The Pass/Fail Nature of Suburban Development


Happy New Year, and welcome back for another year of Strong Towns. This is my eleventh New Year writing in this space and I’m always excited to get back to things after a break. This is going to be a huge year for our movement. Thank you for joining us right at the start.

The American development pattern—typified by the suburbs, but quite prevalent in the configuration of our urban space as well—forces an all-or-nothing kind of approach to problems of infrastructure and services. It’s either all in or nothing; there are not a lot of half measures. Binary outcomes like this are a hallmark of fragile systems.

For example, after having a brown Christmas here in Central Minnesota, we were inundated with snow in two successive storms. The first one was around fourteen inches and the second perhaps six. After a disappointing first half of the month (we all like snow in my house) we were happy for the shift to true winter weather.

At the moment, I’m running a used car lot at my house—I purchased two cars in December and am selling our two old, old cars now—and so I was checking the city’s snow emergency routes to verify where I could park my fleet and when. In my neighborhood, the north/south gridded streets get plowed (and are thus off-limits for parking) on Day 1 after a big snowfall, and the east/west streets get plowed on Day 2. Pretty logical and easy to work around, unless you have a low-to-the-ground sedan.

Or unless you’re from Texas. I was part of a neighborhood team that pushed a car with Texas plates through one of the east/west streets when a visitor took a wrong turn. Like good Minnesotans, we all ran out there as soon as it was clear he was stuck, pushed him out with a smile and a wave, then all had a good chuckle among ourselves. Minnesota Nice does come with a side of passive condescension, at times, although you do generally get the nice first.

When it Snows in the Cul-de-Sac, You’re at the Mercy of the Plow

My city has a little bit of suburban-style development on the edge of town, although most of it is in the neighboring city. Even so, I noted that every road on the outskirts was Day 1. Little cul-de-sacs with four homes. Overbuilt roads without much development. Long, winding stretches with nothing on them. Every street outside the core neighborhoods was to be cleared of snow on the first day of the snow emergency, while the neighborhoods where almost all the population lives will have to wait until Day 2. Why?

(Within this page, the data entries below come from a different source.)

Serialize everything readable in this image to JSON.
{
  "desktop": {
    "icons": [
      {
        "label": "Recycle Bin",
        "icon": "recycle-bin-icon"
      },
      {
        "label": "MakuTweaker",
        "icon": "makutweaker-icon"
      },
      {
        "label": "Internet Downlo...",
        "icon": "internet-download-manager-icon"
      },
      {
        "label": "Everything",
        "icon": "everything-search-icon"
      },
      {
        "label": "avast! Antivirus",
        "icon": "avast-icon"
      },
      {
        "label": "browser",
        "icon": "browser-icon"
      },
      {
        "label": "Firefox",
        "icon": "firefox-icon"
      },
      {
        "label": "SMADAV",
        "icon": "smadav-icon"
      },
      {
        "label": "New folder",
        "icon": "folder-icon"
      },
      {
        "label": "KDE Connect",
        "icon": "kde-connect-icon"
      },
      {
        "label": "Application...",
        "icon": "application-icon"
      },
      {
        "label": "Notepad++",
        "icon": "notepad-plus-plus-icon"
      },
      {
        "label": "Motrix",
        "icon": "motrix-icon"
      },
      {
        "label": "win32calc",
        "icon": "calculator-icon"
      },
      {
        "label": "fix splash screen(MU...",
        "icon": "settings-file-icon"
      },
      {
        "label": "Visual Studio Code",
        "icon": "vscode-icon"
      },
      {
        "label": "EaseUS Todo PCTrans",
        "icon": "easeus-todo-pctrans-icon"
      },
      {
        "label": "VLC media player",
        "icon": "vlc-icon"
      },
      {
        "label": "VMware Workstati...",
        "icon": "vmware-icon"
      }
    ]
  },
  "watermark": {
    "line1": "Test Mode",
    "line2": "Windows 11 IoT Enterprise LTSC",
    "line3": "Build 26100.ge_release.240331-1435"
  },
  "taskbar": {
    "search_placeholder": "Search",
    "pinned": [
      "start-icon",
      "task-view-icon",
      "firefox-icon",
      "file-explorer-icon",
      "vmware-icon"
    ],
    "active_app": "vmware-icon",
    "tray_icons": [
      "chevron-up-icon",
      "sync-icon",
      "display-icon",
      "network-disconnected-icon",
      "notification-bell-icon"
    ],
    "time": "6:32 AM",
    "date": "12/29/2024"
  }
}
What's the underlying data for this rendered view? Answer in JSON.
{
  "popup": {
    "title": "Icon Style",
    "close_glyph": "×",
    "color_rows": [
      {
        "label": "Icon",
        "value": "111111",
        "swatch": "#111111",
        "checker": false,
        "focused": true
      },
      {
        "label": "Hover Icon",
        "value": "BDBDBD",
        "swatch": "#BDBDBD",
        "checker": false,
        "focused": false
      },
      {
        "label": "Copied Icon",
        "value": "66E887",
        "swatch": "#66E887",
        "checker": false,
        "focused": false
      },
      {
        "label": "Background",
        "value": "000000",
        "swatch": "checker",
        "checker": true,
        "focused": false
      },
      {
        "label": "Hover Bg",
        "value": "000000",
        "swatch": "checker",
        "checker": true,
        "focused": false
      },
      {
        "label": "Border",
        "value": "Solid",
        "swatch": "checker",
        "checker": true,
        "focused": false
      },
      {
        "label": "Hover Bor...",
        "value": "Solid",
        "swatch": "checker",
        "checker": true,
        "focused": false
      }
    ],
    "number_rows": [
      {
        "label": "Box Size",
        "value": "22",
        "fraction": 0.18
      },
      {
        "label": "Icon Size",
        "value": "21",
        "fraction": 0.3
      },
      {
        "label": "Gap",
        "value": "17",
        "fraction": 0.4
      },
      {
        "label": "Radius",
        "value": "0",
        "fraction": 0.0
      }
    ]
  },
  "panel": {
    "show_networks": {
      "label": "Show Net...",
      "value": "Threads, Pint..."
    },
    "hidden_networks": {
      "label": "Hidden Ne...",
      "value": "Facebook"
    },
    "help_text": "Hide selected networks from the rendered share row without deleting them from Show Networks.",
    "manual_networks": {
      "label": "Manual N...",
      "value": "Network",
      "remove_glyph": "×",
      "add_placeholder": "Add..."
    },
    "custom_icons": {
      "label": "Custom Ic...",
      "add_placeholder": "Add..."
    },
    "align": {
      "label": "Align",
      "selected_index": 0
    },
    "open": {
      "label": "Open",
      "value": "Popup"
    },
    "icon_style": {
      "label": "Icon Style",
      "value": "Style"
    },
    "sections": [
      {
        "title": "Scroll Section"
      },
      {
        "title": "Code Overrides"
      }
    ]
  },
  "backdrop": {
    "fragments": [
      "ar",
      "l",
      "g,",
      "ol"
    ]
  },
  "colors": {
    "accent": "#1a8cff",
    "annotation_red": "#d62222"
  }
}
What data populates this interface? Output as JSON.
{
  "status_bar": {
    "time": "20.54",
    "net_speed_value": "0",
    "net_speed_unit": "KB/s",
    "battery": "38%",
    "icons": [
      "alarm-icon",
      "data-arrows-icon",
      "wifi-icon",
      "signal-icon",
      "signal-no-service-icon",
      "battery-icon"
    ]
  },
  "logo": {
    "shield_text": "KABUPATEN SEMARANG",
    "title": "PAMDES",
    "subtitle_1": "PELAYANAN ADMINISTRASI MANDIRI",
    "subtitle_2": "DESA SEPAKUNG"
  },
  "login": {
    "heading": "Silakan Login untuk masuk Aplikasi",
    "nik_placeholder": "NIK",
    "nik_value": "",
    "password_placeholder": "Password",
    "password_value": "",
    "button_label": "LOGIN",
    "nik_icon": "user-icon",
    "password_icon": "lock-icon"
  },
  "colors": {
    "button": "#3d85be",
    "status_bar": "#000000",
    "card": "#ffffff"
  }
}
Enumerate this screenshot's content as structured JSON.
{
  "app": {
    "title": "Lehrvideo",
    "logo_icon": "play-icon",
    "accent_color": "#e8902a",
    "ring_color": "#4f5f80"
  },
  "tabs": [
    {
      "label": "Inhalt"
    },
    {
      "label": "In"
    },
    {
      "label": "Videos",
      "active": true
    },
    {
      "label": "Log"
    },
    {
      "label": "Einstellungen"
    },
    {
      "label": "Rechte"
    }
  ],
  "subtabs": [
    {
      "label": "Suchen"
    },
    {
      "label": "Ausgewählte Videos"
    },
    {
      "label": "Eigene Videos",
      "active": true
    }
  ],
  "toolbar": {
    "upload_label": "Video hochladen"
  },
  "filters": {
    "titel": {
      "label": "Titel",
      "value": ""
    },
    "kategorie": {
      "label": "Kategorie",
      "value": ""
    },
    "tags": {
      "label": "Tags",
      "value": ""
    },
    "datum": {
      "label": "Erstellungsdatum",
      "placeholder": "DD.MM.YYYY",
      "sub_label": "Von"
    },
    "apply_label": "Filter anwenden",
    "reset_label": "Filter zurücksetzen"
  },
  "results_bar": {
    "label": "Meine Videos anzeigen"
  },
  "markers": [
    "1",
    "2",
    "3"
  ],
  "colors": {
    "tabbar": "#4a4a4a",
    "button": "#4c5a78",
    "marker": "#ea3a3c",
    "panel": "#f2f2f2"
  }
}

There are two reasons and they both get to this binary outcome conundrum. First, because suburban roads are built to funnel all traffic onto the same few routes, not clearing the neck of the funnel has the same effect as a dam on a river. It messes up everything upstream, so even though there may be few homes on the collector road, there are many on those local feeder streets that depend on the collector.

Here’s the second reason: now that you’ve driven out there with the snowplow to take care of the collector, it’s easier to just take care of all those cul-de-sacs and local streets when you’re there than to come back later. Even though it’s time-consuming and tedious, better to just get it done on one trip than to make two.

I used to live on a cul-de-sac about a quarter mile from the nearest collector road in a different city where there was no grid. If we didn’t get plowed out on the first day, it was a big problem. I could take care of my own driveway just fine, but there was no way my little snowblower was going to clear a path all the way to the main road. Without the plow, we were completely stuck.

When it Snows in a Traditional Neighborhood, Redundancy is Your Friend

Now, living in town, when the Day 1 roads are cleared, I’m a couple hundred feet—at most—from a street I can drive on. And, better yet, I’m surrounded by neighbors who are out clearing the sidewalks and alleys and are seemingly always ready to put their back into it for anyone who needs it. They can plow our streets last and we’ll all be okay.

And, of course, even better than that is the fact that I can walk to whatever I need so, if the plow doesn’t come at all, I’m going to be just fine. The only problem I’ll have is getting my kids to their activities in the neighboring suburban city. We went downtown for dinner in the middle of the Thursday blizzard, and the restaurant was really busy.

My neighborhood has redundancy. Options. That’s important to me. The old neighborhood I used to live in was all-or-nothing; I was miles from food, miles from a hospital, and had no option other than to wait for the city to clear my road of snow. Very fragile.

We’re so used to building systems that are fragile and then using our wealth to overcome it that we don’t even think much about it. We build sewer systems with pumps all over the place—just another maintenance item—to overcome topography. If we were poorer and more concerned with redundancy, we would develop more in line with the topography nature gave us. The same with our stormwater management systems; we’re rich—or so we tell ourselves—so every obstacle is something to be merely engineered away.

When we wake up and realize that we’re not as rich as we think, binary outcomes become our Achilles heel. A Strong Town favors redundancy over efficiency when it buys optionality.